It was hard to get us all in one shot, so we took several of them!
The starting line was a bit disorganized. Everyone just crowded in at the start line and there didn’t seem to be any rhyme or reason. I have found in these smaller races that this can happen. There are typically a lot of people who don’t run races very often, so you will find walkers, strollers, and people with dogs up at the front. I have no problems with walkers or strollers etc, but I admit that I do get a bit annoyed. It’s a matter of not knowing any better, but I think it’s common courtesy to move to the back of the crowd in those circumstances. There is certain race etiquette that I think people should learn before they go to a race for the first time (hmm, i feel another blog post coming on).
They did end up letting people go in waves which helped a bit, but they weren’t waves based on pace groups. So you still had a little chaos anyway.

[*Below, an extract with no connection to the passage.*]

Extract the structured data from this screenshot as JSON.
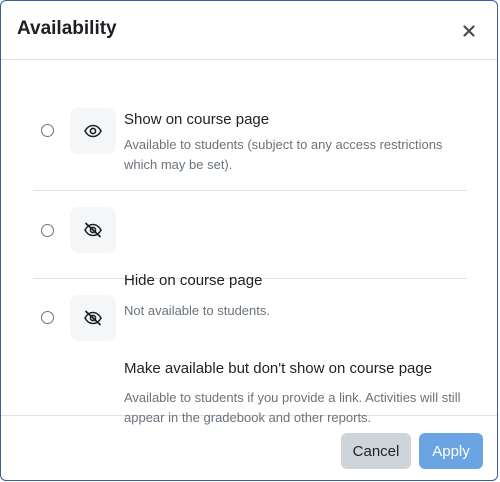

This course isn’t know for its scenery unfortunately. It was actually fairly hilly and ran along the industrial park. So if you are looking for a race with a view….you need to go to DC for that. There was no view here! I had already ran this location at the Cupid 5K in February, so I was prepared for it.
Let’s talk water stations. Ok, listen…this is a 5K, 3.1 miles. Not the largest or longest race out there, however….typically you expect a water station with water already in cups ready to be handed out. NOT the case here. There was actually a single file line waiting for cups of water while 3 people scooped water out of coolers and handed them individually. Kind of created a back up. Definitely needs some improvement. We were lucky it was an overcast and dreary day and not a 100 degree day with 90% humidity. They definitely lucked out there.